=== Begin Enclosure ===
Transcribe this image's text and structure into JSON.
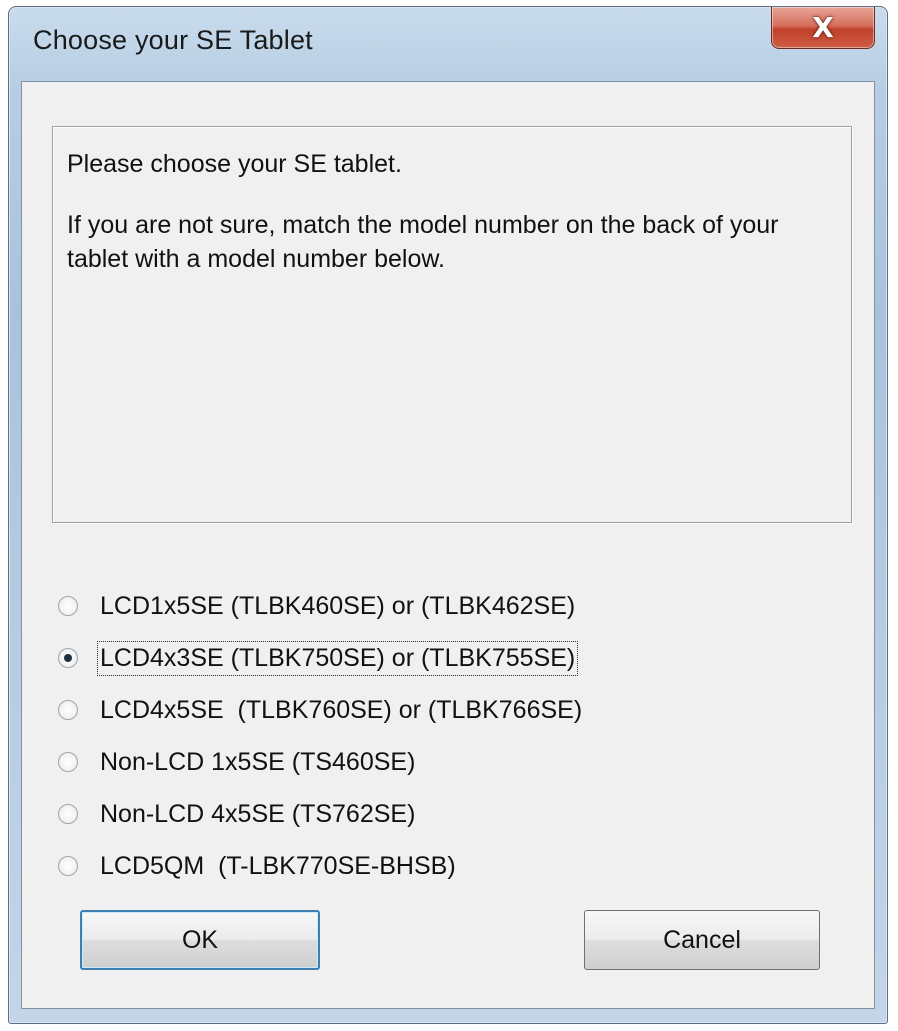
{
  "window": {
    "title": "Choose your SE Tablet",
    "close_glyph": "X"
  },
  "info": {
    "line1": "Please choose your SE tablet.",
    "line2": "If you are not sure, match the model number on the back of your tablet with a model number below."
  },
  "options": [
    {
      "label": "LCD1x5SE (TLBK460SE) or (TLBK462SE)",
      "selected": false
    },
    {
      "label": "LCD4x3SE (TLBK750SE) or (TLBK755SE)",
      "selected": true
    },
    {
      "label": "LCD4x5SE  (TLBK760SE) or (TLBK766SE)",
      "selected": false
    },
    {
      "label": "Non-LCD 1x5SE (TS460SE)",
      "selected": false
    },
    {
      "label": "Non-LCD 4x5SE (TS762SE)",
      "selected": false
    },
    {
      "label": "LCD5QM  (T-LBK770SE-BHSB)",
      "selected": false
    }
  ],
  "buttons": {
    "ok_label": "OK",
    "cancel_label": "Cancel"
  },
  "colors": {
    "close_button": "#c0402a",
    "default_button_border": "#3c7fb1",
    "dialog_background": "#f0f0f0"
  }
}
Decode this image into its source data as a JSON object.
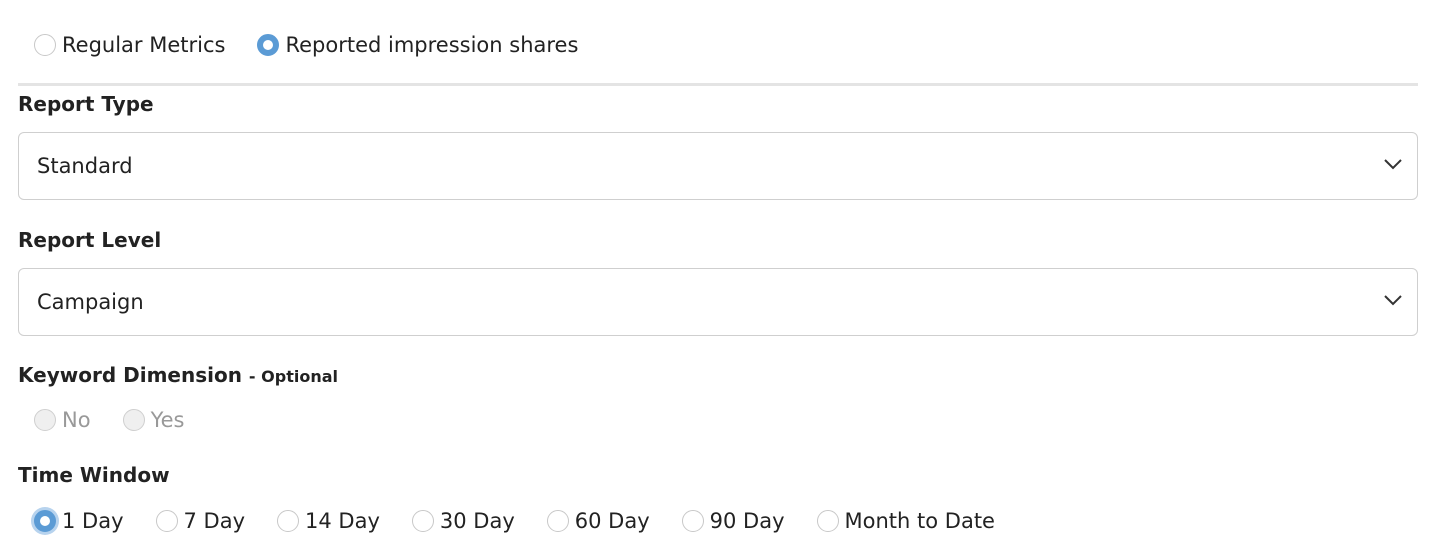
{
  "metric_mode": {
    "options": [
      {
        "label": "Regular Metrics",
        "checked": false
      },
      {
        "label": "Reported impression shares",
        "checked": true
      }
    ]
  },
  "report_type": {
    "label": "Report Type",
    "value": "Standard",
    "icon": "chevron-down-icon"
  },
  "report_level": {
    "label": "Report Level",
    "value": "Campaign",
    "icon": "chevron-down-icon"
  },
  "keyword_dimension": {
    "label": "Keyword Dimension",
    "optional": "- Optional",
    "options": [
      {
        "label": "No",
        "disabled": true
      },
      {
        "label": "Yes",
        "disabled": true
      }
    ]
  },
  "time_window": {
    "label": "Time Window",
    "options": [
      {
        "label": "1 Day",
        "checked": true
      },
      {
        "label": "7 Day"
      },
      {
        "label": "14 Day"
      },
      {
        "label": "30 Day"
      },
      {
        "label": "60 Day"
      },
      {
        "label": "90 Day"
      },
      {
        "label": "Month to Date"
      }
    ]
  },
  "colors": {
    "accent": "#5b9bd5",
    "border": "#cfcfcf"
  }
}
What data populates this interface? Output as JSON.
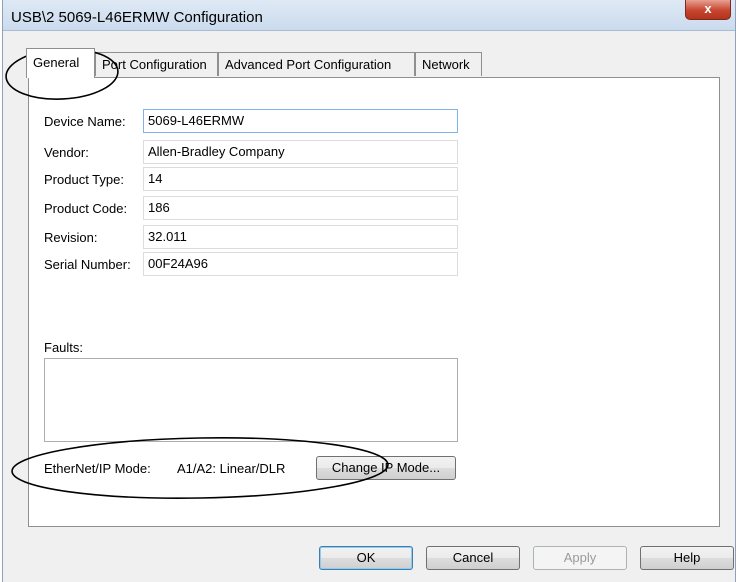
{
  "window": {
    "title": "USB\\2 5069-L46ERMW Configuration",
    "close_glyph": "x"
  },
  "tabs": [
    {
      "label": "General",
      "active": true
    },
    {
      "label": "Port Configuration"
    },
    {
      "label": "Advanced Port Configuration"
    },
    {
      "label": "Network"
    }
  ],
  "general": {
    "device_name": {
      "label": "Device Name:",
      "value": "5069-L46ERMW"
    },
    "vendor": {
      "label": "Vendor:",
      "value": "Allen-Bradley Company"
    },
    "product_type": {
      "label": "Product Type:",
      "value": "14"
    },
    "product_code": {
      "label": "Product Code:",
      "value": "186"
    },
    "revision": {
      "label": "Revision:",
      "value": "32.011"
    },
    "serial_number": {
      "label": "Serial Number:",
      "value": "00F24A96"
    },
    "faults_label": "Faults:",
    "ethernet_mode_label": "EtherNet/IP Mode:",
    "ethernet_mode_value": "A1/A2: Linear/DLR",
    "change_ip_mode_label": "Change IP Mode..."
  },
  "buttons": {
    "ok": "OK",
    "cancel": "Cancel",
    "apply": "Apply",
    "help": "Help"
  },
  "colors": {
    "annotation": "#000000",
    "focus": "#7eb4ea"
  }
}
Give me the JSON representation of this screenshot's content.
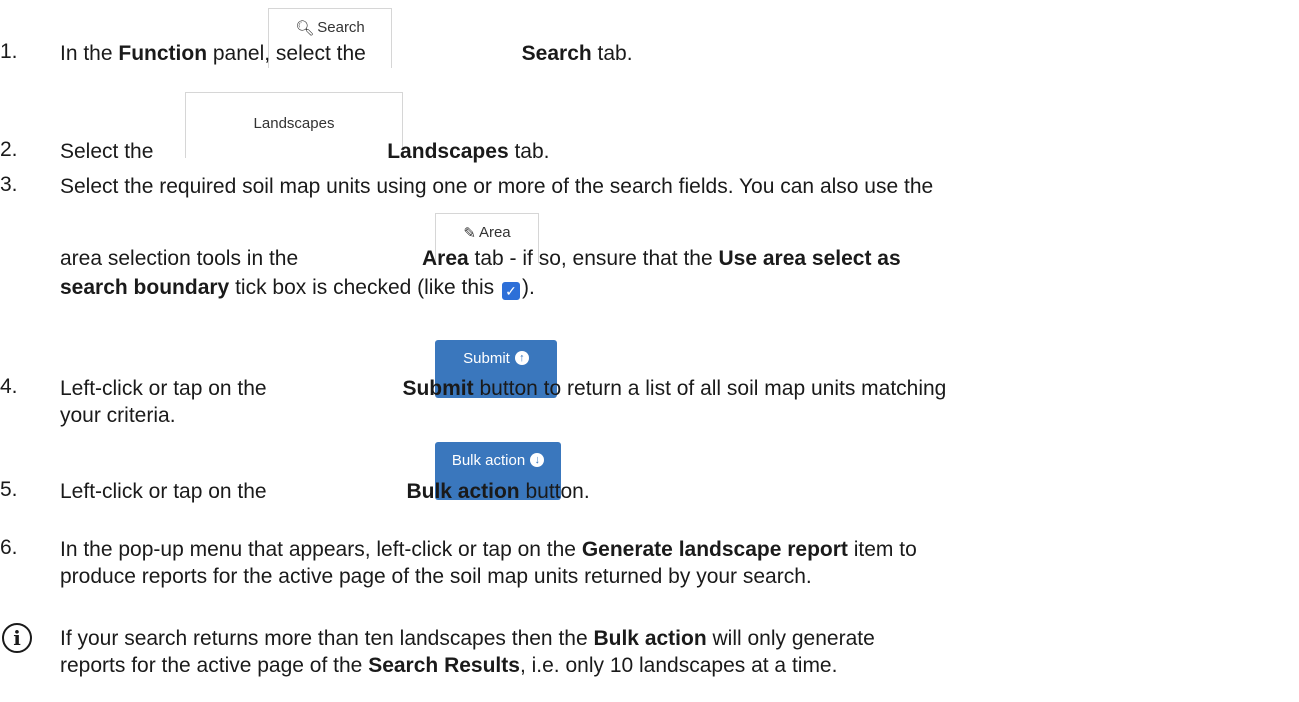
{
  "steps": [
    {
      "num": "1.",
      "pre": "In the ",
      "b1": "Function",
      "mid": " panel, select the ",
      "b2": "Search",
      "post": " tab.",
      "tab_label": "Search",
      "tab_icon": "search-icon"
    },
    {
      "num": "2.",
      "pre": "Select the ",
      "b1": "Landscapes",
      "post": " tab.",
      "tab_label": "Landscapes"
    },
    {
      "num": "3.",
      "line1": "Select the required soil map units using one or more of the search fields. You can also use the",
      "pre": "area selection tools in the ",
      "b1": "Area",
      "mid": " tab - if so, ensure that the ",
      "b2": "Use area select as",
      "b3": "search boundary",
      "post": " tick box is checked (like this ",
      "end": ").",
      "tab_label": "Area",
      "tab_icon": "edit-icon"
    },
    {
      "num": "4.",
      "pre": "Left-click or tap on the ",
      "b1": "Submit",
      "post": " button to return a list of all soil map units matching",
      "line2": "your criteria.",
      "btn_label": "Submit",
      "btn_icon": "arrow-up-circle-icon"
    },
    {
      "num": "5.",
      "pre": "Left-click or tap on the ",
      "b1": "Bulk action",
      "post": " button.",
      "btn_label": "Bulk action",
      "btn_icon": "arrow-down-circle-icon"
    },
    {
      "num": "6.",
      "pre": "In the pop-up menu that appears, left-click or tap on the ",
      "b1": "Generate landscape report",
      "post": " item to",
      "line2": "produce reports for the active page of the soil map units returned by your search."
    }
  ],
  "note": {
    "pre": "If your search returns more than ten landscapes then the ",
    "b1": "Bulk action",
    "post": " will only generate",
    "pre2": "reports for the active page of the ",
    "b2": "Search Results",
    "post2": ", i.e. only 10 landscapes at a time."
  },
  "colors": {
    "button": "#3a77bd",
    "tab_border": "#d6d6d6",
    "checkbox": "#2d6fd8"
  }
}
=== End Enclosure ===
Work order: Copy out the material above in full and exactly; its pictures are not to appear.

Your response:
Transcribe this image's text and structure into JSON.
{
  "window": {
    "title": "Choose your SE Tablet",
    "close_glyph": "X"
  },
  "info": {
    "line1": "Please choose your SE tablet.",
    "line2": "If you are not sure, match the model number on the back of your tablet with a model number below."
  },
  "options": [
    {
      "label": "LCD1x5SE (TLBK460SE) or (TLBK462SE)",
      "selected": false
    },
    {
      "label": "LCD4x3SE (TLBK750SE) or (TLBK755SE)",
      "selected": true
    },
    {
      "label": "LCD4x5SE  (TLBK760SE) or (TLBK766SE)",
      "selected": false
    },
    {
      "label": "Non-LCD 1x5SE (TS460SE)",
      "selected": false
    },
    {
      "label": "Non-LCD 4x5SE (TS762SE)",
      "selected": false
    },
    {
      "label": "LCD5QM  (T-LBK770SE-BHSB)",
      "selected": false
    }
  ],
  "buttons": {
    "ok_label": "OK",
    "cancel_label": "Cancel"
  },
  "colors": {
    "close_button": "#c0402a",
    "default_button_border": "#3c7fb1",
    "dialog_background": "#f0f0f0"
  }
}
Decode this image into its source data as a JSON object.
{
  "metric_mode": {
    "options": [
      {
        "label": "Regular Metrics",
        "checked": false
      },
      {
        "label": "Reported impression shares",
        "checked": true
      }
    ]
  },
  "report_type": {
    "label": "Report Type",
    "value": "Standard",
    "icon": "chevron-down-icon"
  },
  "report_level": {
    "label": "Report Level",
    "value": "Campaign",
    "icon": "chevron-down-icon"
  },
  "keyword_dimension": {
    "label": "Keyword Dimension",
    "optional": "- Optional",
    "options": [
      {
        "label": "No",
        "disabled": true
      },
      {
        "label": "Yes",
        "disabled": true
      }
    ]
  },
  "time_window": {
    "label": "Time Window",
    "options": [
      {
        "label": "1 Day",
        "checked": true
      },
      {
        "label": "7 Day"
      },
      {
        "label": "14 Day"
      },
      {
        "label": "30 Day"
      },
      {
        "label": "60 Day"
      },
      {
        "label": "90 Day"
      },
      {
        "label": "Month to Date"
      }
    ]
  },
  "colors": {
    "accent": "#5b9bd5",
    "border": "#cfcfcf"
  }
}
What data populates this interface? Output as JSON.
{
  "window": {
    "title": "USB\\2 5069-L46ERMW Configuration",
    "close_glyph": "x"
  },
  "tabs": [
    {
      "label": "General",
      "active": true
    },
    {
      "label": "Port Configuration"
    },
    {
      "label": "Advanced Port Configuration"
    },
    {
      "label": "Network"
    }
  ],
  "general": {
    "device_name": {
      "label": "Device Name:",
      "value": "5069-L46ERMW"
    },
    "vendor": {
      "label": "Vendor:",
      "value": "Allen-Bradley Company"
    },
    "product_type": {
      "label": "Product Type:",
      "value": "14"
    },
    "product_code": {
      "label": "Product Code:",
      "value": "186"
    },
    "revision": {
      "label": "Revision:",
      "value": "32.011"
    },
    "serial_number": {
      "label": "Serial Number:",
      "value": "00F24A96"
    },
    "faults_label": "Faults:",
    "ethernet_mode_label": "EtherNet/IP Mode:",
    "ethernet_mode_value": "A1/A2: Linear/DLR",
    "change_ip_mode_label": "Change IP Mode..."
  },
  "buttons": {
    "ok": "OK",
    "cancel": "Cancel",
    "apply": "Apply",
    "help": "Help"
  },
  "colors": {
    "annotation": "#000000",
    "focus": "#7eb4ea"
  }
}
Give me the JSON representation of this screenshot's content.
{
  "steps": [
    {
      "num": "1.",
      "pre": "In the ",
      "b1": "Function",
      "mid": " panel, select the ",
      "b2": "Search",
      "post": " tab.",
      "tab_label": "Search",
      "tab_icon": "search-icon"
    },
    {
      "num": "2.",
      "pre": "Select the ",
      "b1": "Landscapes",
      "post": " tab.",
      "tab_label": "Landscapes"
    },
    {
      "num": "3.",
      "line1": "Select the required soil map units using one or more of the search fields. You can also use the",
      "pre": "area selection tools in the ",
      "b1": "Area",
      "mid": " tab - if so, ensure that the ",
      "b2": "Use area select as",
      "b3": "search boundary",
      "post": " tick box is checked (like this ",
      "end": ").",
      "tab_label": "Area",
      "tab_icon": "edit-icon"
    },
    {
      "num": "4.",
      "pre": "Left-click or tap on the ",
      "b1": "Submit",
      "post": " button to return a list of all soil map units matching",
      "line2": "your criteria.",
      "btn_label": "Submit",
      "btn_icon": "arrow-up-circle-icon"
    },
    {
      "num": "5.",
      "pre": "Left-click or tap on the ",
      "b1": "Bulk action",
      "post": " button.",
      "btn_label": "Bulk action",
      "btn_icon": "arrow-down-circle-icon"
    },
    {
      "num": "6.",
      "pre": "In the pop-up menu that appears, left-click or tap on the ",
      "b1": "Generate landscape report",
      "post": " item to",
      "line2": "produce reports for the active page of the soil map units returned by your search."
    }
  ],
  "note": {
    "pre": "If your search returns more than ten landscapes then the ",
    "b1": "Bulk action",
    "post": " will only generate",
    "pre2": "reports for the active page of the ",
    "b2": "Search Results",
    "post2": ", i.e. only 10 landscapes at a time."
  },
  "colors": {
    "button": "#3a77bd",
    "tab_border": "#d6d6d6",
    "checkbox": "#2d6fd8"
  }
}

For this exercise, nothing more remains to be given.